Minister of State for External Affairs Shashi Tharoor on Monday denied a Chinese report that Tibetan spiritual leader Dalai Lama was visiting Tawang under pressure from India, pointing out that New Delhi does not deal with the travels of religious figures.
Beijing-based newspaper Global Times had quoted a Chinese analyst as saying that the Dalai Lama's visit to the area, which China calls southern Tibet, was done under pressure from India.
Tharoor told the India Economic Summit: “The Dalai Lama is free to travel anywhere in India... I have not heard the suggestion comes from us as we do not deal with the spiritual travels of spiritual leaders. He has to visit his flock as he sees fit.”
He added that he was “sure that the initiative (to visit Tawang) would have come from him”.
China has protested against the visit of the Dalai Lama to Tawang monastery in Arunachal Pradesh. But Indian Prime Minister Manmohan Singh called him an “honoured guest” who is free to visit any part of India.
The minister said India had been “very generous” by giving over “58,000 business visas” to the Chinese.
“As far as our basic policy is concerned, we would certainly be hesitant to offer employment to a foreigner for a job which could be done by an Indian in India,” said Tharoor.

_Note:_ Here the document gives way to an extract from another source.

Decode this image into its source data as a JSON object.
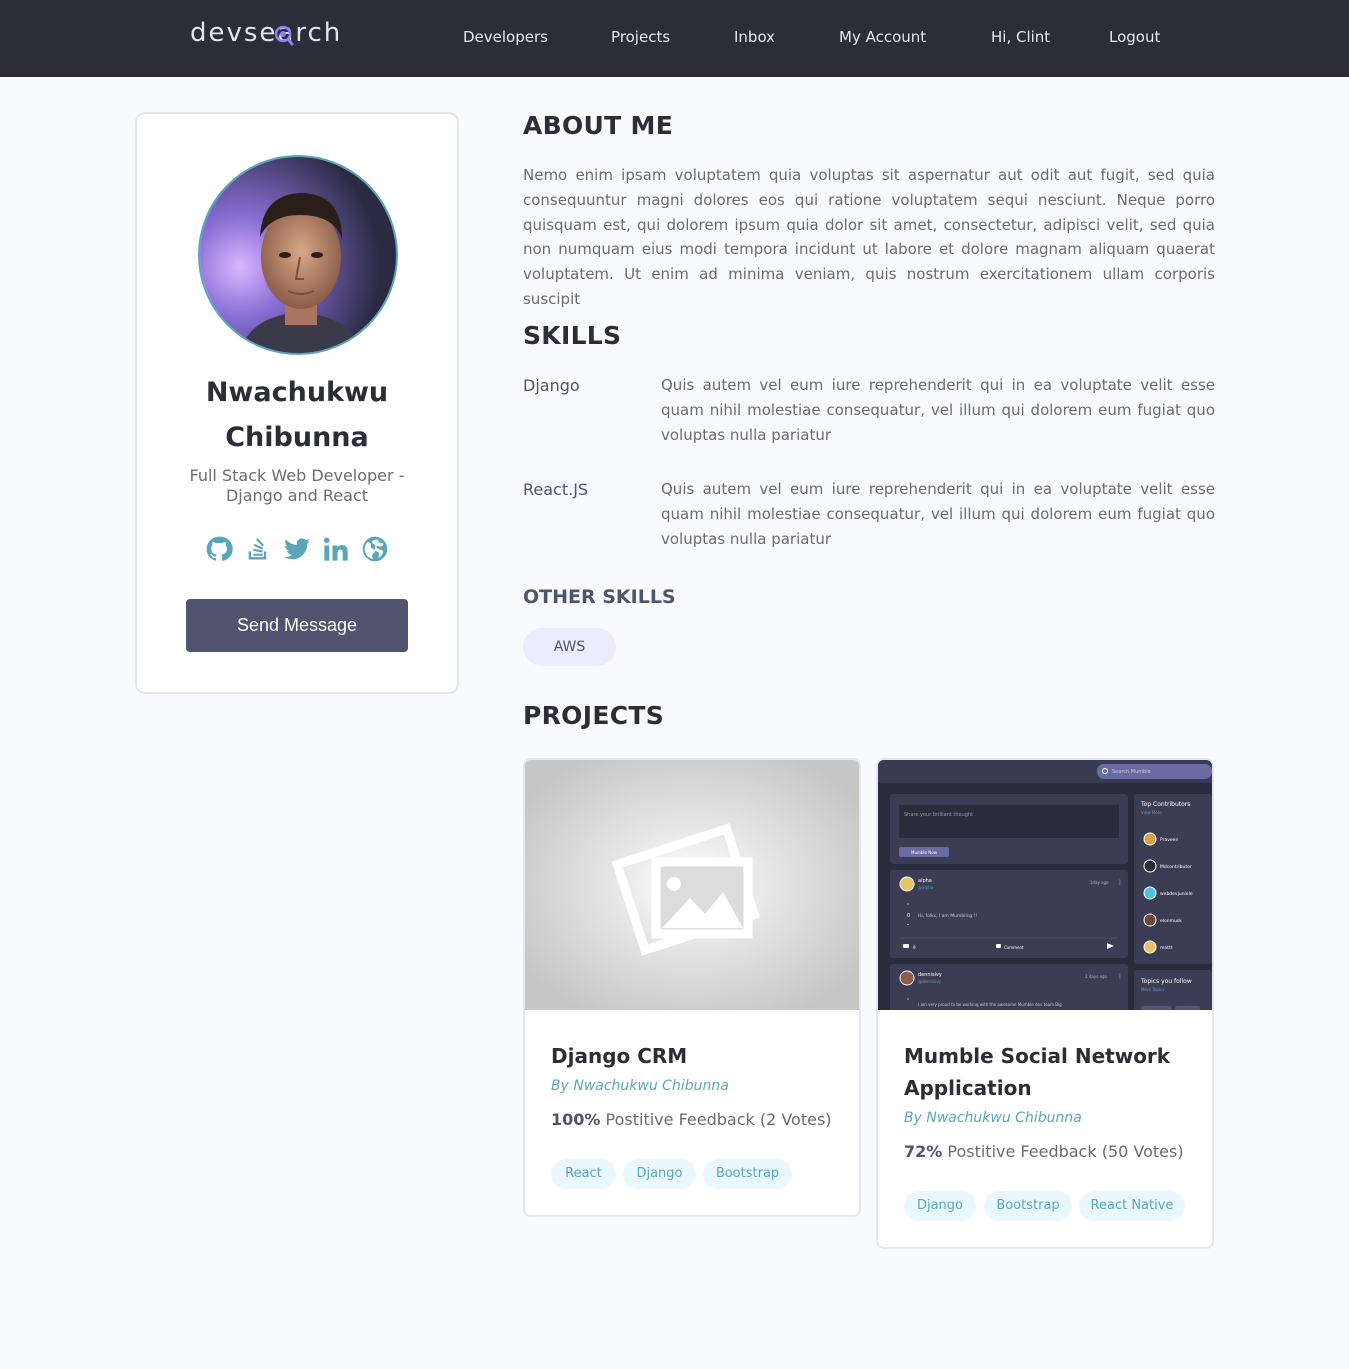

India is currently revising its employment and business visa guidelines. It has asked all foreigners working in India on business visa to return to their country by Oct 31.